Exercise instructions — The data should be printed in full, character for character.

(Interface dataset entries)
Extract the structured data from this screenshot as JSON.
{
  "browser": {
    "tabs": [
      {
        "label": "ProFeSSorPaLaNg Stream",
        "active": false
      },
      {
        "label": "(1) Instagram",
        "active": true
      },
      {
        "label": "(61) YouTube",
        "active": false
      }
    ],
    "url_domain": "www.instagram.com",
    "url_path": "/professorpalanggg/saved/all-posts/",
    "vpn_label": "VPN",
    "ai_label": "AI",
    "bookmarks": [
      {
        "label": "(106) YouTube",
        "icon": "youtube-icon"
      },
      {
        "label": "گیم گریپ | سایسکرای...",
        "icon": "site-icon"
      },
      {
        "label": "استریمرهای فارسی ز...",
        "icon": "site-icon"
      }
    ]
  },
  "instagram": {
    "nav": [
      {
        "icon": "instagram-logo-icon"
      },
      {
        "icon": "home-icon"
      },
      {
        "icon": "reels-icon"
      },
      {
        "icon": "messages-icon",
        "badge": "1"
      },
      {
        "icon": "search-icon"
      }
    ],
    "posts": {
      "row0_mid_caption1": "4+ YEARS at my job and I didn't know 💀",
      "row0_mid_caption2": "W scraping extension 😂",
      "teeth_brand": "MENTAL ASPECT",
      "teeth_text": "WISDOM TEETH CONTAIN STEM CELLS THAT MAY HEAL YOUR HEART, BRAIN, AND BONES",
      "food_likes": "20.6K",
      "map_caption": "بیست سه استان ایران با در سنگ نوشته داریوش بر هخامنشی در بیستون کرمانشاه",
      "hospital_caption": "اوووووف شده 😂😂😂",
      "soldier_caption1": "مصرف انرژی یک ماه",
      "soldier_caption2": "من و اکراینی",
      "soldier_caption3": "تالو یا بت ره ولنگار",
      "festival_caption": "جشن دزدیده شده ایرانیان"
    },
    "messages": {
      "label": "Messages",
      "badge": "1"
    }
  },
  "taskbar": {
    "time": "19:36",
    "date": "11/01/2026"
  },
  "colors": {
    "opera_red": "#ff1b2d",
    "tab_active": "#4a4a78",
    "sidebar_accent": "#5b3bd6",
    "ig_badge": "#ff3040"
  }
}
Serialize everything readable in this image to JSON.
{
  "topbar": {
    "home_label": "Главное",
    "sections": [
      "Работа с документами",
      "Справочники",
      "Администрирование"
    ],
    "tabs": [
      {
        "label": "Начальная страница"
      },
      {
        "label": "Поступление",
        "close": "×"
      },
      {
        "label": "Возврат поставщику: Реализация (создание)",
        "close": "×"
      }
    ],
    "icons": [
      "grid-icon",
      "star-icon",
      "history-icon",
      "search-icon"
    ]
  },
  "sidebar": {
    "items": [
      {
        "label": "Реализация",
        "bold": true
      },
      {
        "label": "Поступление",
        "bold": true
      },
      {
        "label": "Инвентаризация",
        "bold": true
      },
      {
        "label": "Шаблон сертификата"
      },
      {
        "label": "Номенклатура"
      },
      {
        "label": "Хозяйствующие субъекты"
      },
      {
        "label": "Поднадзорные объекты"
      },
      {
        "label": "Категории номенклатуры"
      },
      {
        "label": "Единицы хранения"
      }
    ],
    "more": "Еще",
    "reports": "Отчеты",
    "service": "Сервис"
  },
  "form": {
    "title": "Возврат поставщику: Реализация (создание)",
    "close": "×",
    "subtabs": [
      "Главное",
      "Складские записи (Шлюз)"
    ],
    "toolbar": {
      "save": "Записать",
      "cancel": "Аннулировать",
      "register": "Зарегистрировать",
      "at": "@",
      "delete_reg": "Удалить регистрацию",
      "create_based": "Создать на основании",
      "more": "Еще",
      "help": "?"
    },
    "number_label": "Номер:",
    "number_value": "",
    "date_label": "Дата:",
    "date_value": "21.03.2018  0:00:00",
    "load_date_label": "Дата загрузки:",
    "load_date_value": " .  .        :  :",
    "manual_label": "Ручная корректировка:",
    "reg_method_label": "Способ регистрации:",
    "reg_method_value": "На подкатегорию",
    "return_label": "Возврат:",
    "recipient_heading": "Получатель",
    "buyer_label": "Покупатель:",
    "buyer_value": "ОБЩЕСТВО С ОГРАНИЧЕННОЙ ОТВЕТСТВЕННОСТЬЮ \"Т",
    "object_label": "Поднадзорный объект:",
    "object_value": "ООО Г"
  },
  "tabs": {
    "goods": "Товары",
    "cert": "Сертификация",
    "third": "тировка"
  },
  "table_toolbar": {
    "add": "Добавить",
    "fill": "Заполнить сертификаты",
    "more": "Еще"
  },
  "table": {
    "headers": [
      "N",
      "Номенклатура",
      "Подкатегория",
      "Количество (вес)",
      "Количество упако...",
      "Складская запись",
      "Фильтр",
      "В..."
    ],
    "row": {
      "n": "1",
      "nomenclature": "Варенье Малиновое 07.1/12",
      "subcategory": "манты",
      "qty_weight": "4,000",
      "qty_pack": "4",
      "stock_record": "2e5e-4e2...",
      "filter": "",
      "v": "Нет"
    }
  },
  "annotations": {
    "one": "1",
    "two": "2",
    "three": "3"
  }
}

Exercise solution —
Extract the structured data from this screenshot as JSON.
{
  "browser": {
    "tabs": [
      {
        "label": "ProFeSSorPaLaNg Stream",
        "active": false
      },
      {
        "label": "(1) Instagram",
        "active": true
      },
      {
        "label": "(61) YouTube",
        "active": false
      }
    ],
    "url_domain": "www.instagram.com",
    "url_path": "/professorpalanggg/saved/all-posts/",
    "vpn_label": "VPN",
    "ai_label": "AI",
    "bookmarks": [
      {
        "label": "(106) YouTube",
        "icon": "youtube-icon"
      },
      {
        "label": "گیم گریپ | سایسکرای...",
        "icon": "site-icon"
      },
      {
        "label": "استریمرهای فارسی ز...",
        "icon": "site-icon"
      }
    ]
  },
  "instagram": {
    "nav": [
      {
        "icon": "instagram-logo-icon"
      },
      {
        "icon": "home-icon"
      },
      {
        "icon": "reels-icon"
      },
      {
        "icon": "messages-icon",
        "badge": "1"
      },
      {
        "icon": "search-icon"
      }
    ],
    "posts": {
      "row0_mid_caption1": "4+ YEARS at my job and I didn't know 💀",
      "row0_mid_caption2": "W scraping extension 😂",
      "teeth_brand": "MENTAL ASPECT",
      "teeth_text": "WISDOM TEETH CONTAIN STEM CELLS THAT MAY HEAL YOUR HEART, BRAIN, AND BONES",
      "food_likes": "20.6K",
      "map_caption": "بیست سه استان ایران با در سنگ نوشته داریوش بر هخامنشی در بیستون کرمانشاه",
      "hospital_caption": "اوووووف شده 😂😂😂",
      "soldier_caption1": "مصرف انرژی یک ماه",
      "soldier_caption2": "من و اکراینی",
      "soldier_caption3": "تالو یا بت ره ولنگار",
      "festival_caption": "جشن دزدیده شده ایرانیان"
    },
    "messages": {
      "label": "Messages",
      "badge": "1"
    }
  },
  "taskbar": {
    "time": "19:36",
    "date": "11/01/2026"
  },
  "colors": {
    "opera_red": "#ff1b2d",
    "tab_active": "#4a4a78",
    "sidebar_accent": "#5b3bd6",
    "ig_badge": "#ff3040"
  }
}
Serialize everything readable in this image to JSON.
{
  "topbar": {
    "home_label": "Главное",
    "sections": [
      "Работа с документами",
      "Справочники",
      "Администрирование"
    ],
    "tabs": [
      {
        "label": "Начальная страница"
      },
      {
        "label": "Поступление",
        "close": "×"
      },
      {
        "label": "Возврат поставщику: Реализация (создание)",
        "close": "×"
      }
    ],
    "icons": [
      "grid-icon",
      "star-icon",
      "history-icon",
      "search-icon"
    ]
  },
  "sidebar": {
    "items": [
      {
        "label": "Реализация",
        "bold": true
      },
      {
        "label": "Поступление",
        "bold": true
      },
      {
        "label": "Инвентаризация",
        "bold": true
      },
      {
        "label": "Шаблон сертификата"
      },
      {
        "label": "Номенклатура"
      },
      {
        "label": "Хозяйствующие субъекты"
      },
      {
        "label": "Поднадзорные объекты"
      },
      {
        "label": "Категории номенклатуры"
      },
      {
        "label": "Единицы хранения"
      }
    ],
    "more": "Еще",
    "reports": "Отчеты",
    "service": "Сервис"
  },
  "form": {
    "title": "Возврат поставщику: Реализация (создание)",
    "close": "×",
    "subtabs": [
      "Главное",
      "Складские записи (Шлюз)"
    ],
    "toolbar": {
      "save": "Записать",
      "cancel": "Аннулировать",
      "register": "Зарегистрировать",
      "at": "@",
      "delete_reg": "Удалить регистрацию",
      "create_based": "Создать на основании",
      "more": "Еще",
      "help": "?"
    },
    "number_label": "Номер:",
    "number_value": "",
    "date_label": "Дата:",
    "date_value": "21.03.2018  0:00:00",
    "load_date_label": "Дата загрузки:",
    "load_date_value": " .  .        :  :",
    "manual_label": "Ручная корректировка:",
    "reg_method_label": "Способ регистрации:",
    "reg_method_value": "На подкатегорию",
    "return_label": "Возврат:",
    "recipient_heading": "Получатель",
    "buyer_label": "Покупатель:",
    "buyer_value": "ОБЩЕСТВО С ОГРАНИЧЕННОЙ ОТВЕТСТВЕННОСТЬЮ \"Т",
    "object_label": "Поднадзорный объект:",
    "object_value": "ООО Г"
  },
  "tabs": {
    "goods": "Товары",
    "cert": "Сертификация",
    "third": "тировка"
  },
  "table_toolbar": {
    "add": "Добавить",
    "fill": "Заполнить сертификаты",
    "more": "Еще"
  },
  "table": {
    "headers": [
      "N",
      "Номенклатура",
      "Подкатегория",
      "Количество (вес)",
      "Количество упако...",
      "Складская запись",
      "Фильтр",
      "В..."
    ],
    "row": {
      "n": "1",
      "nomenclature": "Варенье Малиновое 07.1/12",
      "subcategory": "манты",
      "qty_weight": "4,000",
      "qty_pack": "4",
      "stock_record": "2e5e-4e2...",
      "filter": "",
      "v": "Нет"
    }
  },
  "annotations": {
    "one": "1",
    "two": "2",
    "three": "3"
  }
}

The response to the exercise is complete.